Pearce would video chat or call Macholz whenever he could, she said, noting that he seemed to be doing fine when they last spoke, although he had an admittedly rough life on the streets. She said he’d been living in a tent and trying to get housing — no easy task with a loud flock of birds in tow.
The birds came to Pearce in various ways throughout the years. Some were given to him by people who realized they couldn’t handle their pets, others he bought or found online, Macholz said.
Since his death, it’s not clear where all the birds went. Some landed with family and friends.
It’s also not clear how Pearce died. Benton County Sheriff’s Office marine deputies reportedly found Pearce’s body in the Willamette River near downtown Corvallis at around 5 pm Sept. 2, nine days after his 45th birthday. The cause was determined to be drowning, but the circumstances are unknown.
Macholz believes Pearce had a seizure, fell into the Willamette and drowned, based on what she said witnesses saw from a distance. She said his death must have been medically-related because he was a good swimmer.
Pearce was cremated and some of his ashes will be spread at Lake Berryessa in Napa County, she said.
In the days before his death, Pearce was staying at the Mens Shelter, one of the facilities under Unity Shelter. Shawn Collins, Unity Shelter executive director, said Pearce — and sometimes a few of his birds — would periodically stay there and was well known by some staff.
He was a “pretty sweet and gentle guy who loved his birds,” Collins said, noting Pearce appeared to be doing well. “I was very sad to learn of his passing.”
Since 2020, Collins counts 27 Unity Shelter clients who have died, but he believes that’s an undercount. He and other social service providers have pulled together to ask Corvallis and Benton County governments to help the homeless population through a “rolling moratorium” on camp sweeps.
While the idea is not yet concrete, Collins envisions well-publicized, temporary bans on sweeps at rotating locations. That way, the sweeps that do occur wouldn’t be random and homeless individuals would know they have a safe place to relocate. The idea is aimed at reducing harm to the homeless.
“He was homeless for about a month before he passed away,” Kimb Brown, a friend of Pearce, said.

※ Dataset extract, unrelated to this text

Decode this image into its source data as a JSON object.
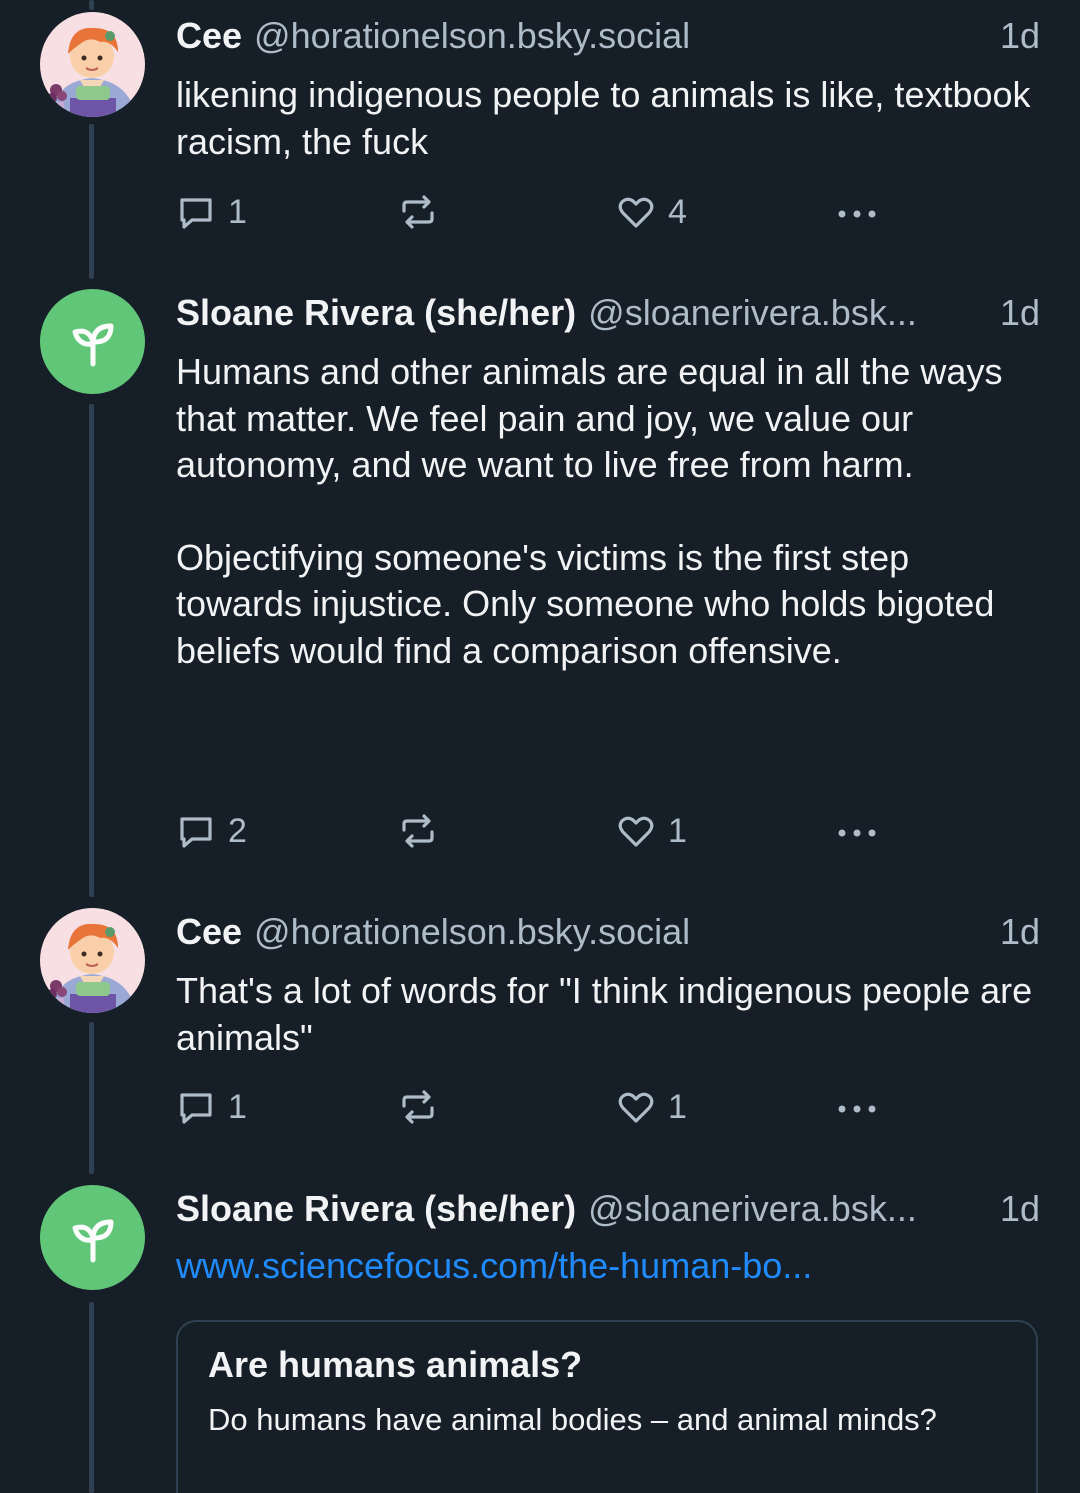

Brown coordinated a memorial for Pearce on Tuesday, Sept. 20 in the parking lot of First Christian Church downtown. A pair of photo collages showed Pearce with numerous birds over his lifetime and bags of birdseed.

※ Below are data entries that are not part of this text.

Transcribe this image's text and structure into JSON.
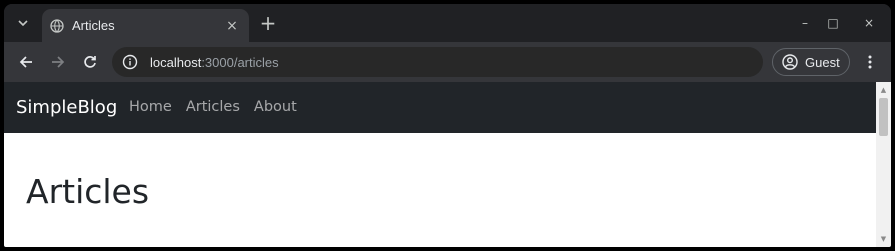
{
  "browser": {
    "tab": {
      "title": "Articles",
      "close_glyph": "×"
    },
    "new_tab_glyph": "+",
    "window_controls": {
      "minimize": "–",
      "maximize": "□",
      "close": "×"
    },
    "address": {
      "host": "localhost",
      "rest": ":3000/articles"
    },
    "profile_label": "Guest",
    "icons": {
      "tab_search": "chevron-down-icon",
      "favicon": "globe-icon",
      "back": "arrow-left-icon",
      "forward": "arrow-right-icon",
      "reload": "reload-icon",
      "site_info": "info-icon",
      "profile": "account-circle-icon",
      "menu": "kebab-menu-icon"
    }
  },
  "page": {
    "brand": "SimpleBlog",
    "nav": [
      {
        "label": "Home"
      },
      {
        "label": "Articles"
      },
      {
        "label": "About"
      }
    ],
    "heading": "Articles"
  },
  "colors": {
    "navbar_bg": "#212529",
    "chrome_bg": "#202124",
    "toolbar_bg": "#35363a"
  }
}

The last person to have contact with Pearce said he was in good spirits the day he died, Brown said. But he was having problems from not taking diabetes medication, she said, adding that he had not yet connected with a new supply of medication from the Benton County Health Department.
“Bird Man always took care of his birds,” Chris Gray said during the memorial. “He rescued birds that people would give him — people with houses, people with lots of money. When Animal Control took a bird away from someone who was mistreating them, they gave it to him. And he nursed them back to health.

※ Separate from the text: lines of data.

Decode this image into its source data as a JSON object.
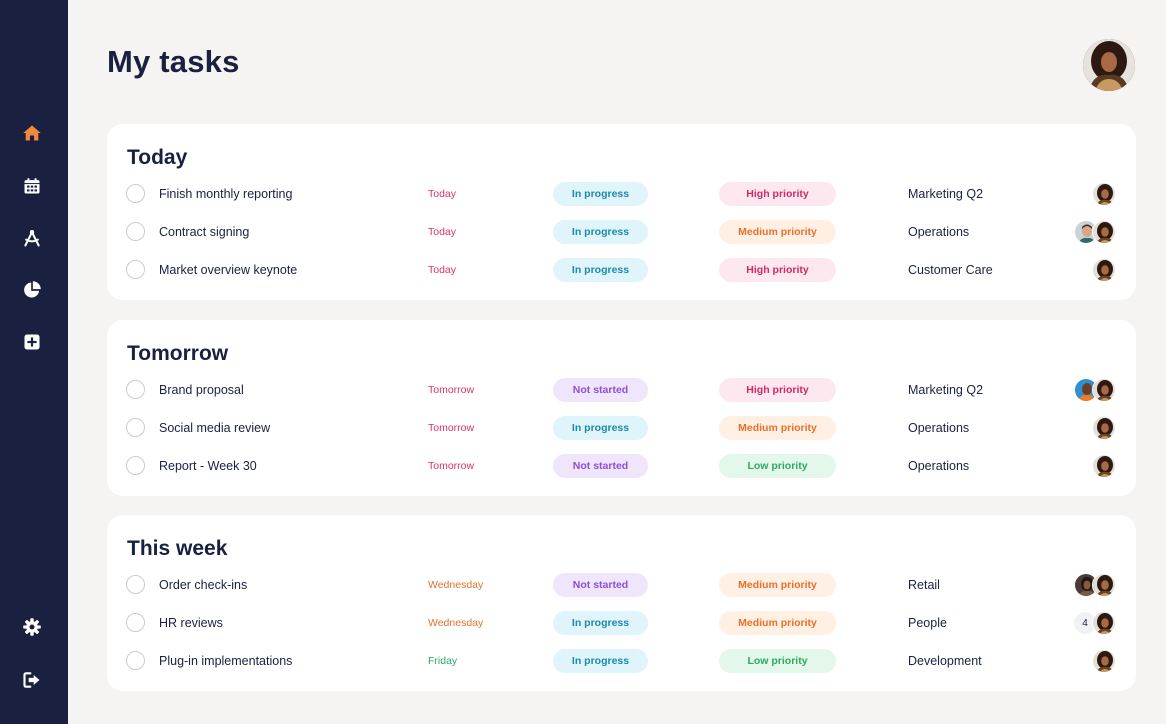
{
  "page": {
    "title": "My tasks"
  },
  "colors": {
    "sidebar": "#1a2140",
    "accent": "#f08a3c",
    "due_today": "#d6336c",
    "due_tomorrow": "#d6336c",
    "due_wednesday": "#e8702a",
    "due_friday": "#2fa865",
    "status_in_progress_bg": "#dff5fb",
    "status_in_progress_fg": "#1b8aa8",
    "status_not_started_bg": "#efe6fb",
    "status_not_started_fg": "#8d4fd6",
    "priority_high_bg": "#fde8ef",
    "priority_high_fg": "#d1296a",
    "priority_medium_bg": "#fff0e3",
    "priority_medium_fg": "#e8702a",
    "priority_low_bg": "#e3f8ea",
    "priority_low_fg": "#2fa865"
  },
  "sidebar": {
    "items": [
      {
        "icon": "home-icon",
        "active": true
      },
      {
        "icon": "calendar-icon",
        "active": false
      },
      {
        "icon": "compass-icon",
        "active": false
      },
      {
        "icon": "pie-chart-icon",
        "active": false
      },
      {
        "icon": "plus-square-icon",
        "active": false
      }
    ],
    "bottom": [
      {
        "icon": "gear-icon"
      },
      {
        "icon": "logout-icon"
      }
    ]
  },
  "sections": [
    {
      "title": "Today",
      "tasks": [
        {
          "name": "Finish monthly reporting",
          "due": "Today",
          "due_color": "today",
          "status": "In progress",
          "status_type": "in_progress",
          "priority": "High priority",
          "priority_type": "high",
          "team": "Marketing Q2",
          "assignees": [
            "woman"
          ]
        },
        {
          "name": "Contract signing",
          "due": "Today",
          "due_color": "today",
          "status": "In progress",
          "status_type": "in_progress",
          "priority": "Medium priority",
          "priority_type": "medium",
          "team": "Operations",
          "assignees": [
            "woman",
            "man"
          ]
        },
        {
          "name": "Market overview keynote",
          "due": "Today",
          "due_color": "today",
          "status": "In progress",
          "status_type": "in_progress",
          "priority": "High priority",
          "priority_type": "high",
          "team": "Customer Care",
          "assignees": [
            "woman"
          ]
        }
      ]
    },
    {
      "title": "Tomorrow",
      "tasks": [
        {
          "name": "Brand proposal",
          "due": "Tomorrow",
          "due_color": "tomorrow",
          "status": "Not started",
          "status_type": "not_started",
          "priority": "High priority",
          "priority_type": "high",
          "team": "Marketing Q2",
          "assignees": [
            "woman",
            "orange"
          ]
        },
        {
          "name": "Social media review",
          "due": "Tomorrow",
          "due_color": "tomorrow",
          "status": "In progress",
          "status_type": "in_progress",
          "priority": "Medium priority",
          "priority_type": "medium",
          "team": "Operations",
          "assignees": [
            "woman"
          ]
        },
        {
          "name": "Report - Week 30",
          "due": "Tomorrow",
          "due_color": "tomorrow",
          "status": "Not started",
          "status_type": "not_started",
          "priority": "Low priority",
          "priority_type": "low",
          "team": "Operations",
          "assignees": [
            "woman"
          ]
        }
      ]
    },
    {
      "title": "This week",
      "tasks": [
        {
          "name": "Order check-ins",
          "due": "Wednesday",
          "due_color": "wednesday",
          "status": "Not started",
          "status_type": "not_started",
          "priority": "Medium priority",
          "priority_type": "medium",
          "team": "Retail",
          "assignees": [
            "woman",
            "dark"
          ]
        },
        {
          "name": "HR reviews",
          "due": "Wednesday",
          "due_color": "wednesday",
          "status": "In progress",
          "status_type": "in_progress",
          "priority": "Medium priority",
          "priority_type": "medium",
          "team": "People",
          "assignees": [
            "woman"
          ],
          "extra_count": "4"
        },
        {
          "name": "Plug-in implementations",
          "due": "Friday",
          "due_color": "friday",
          "status": "In progress",
          "status_type": "in_progress",
          "priority": "Low priority",
          "priority_type": "low",
          "team": "Development",
          "assignees": [
            "woman"
          ]
        }
      ]
    }
  ]
}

When deputies found Pearce, there were no indications of violence, according to Detective Sgt. David Iverson, who said his body had been in the water for several hours. A toxicology report is pending.
Anyone with information about Pearce’s death is asked to contact Iverson at 541-766-0139.
Cody Mann covers Benton County and the cities of Corvallis and Philomath. He can be contacted at 541-812-6113 or Cody.Mann@lee.net. Follow him on Twitter via @News_Mann_.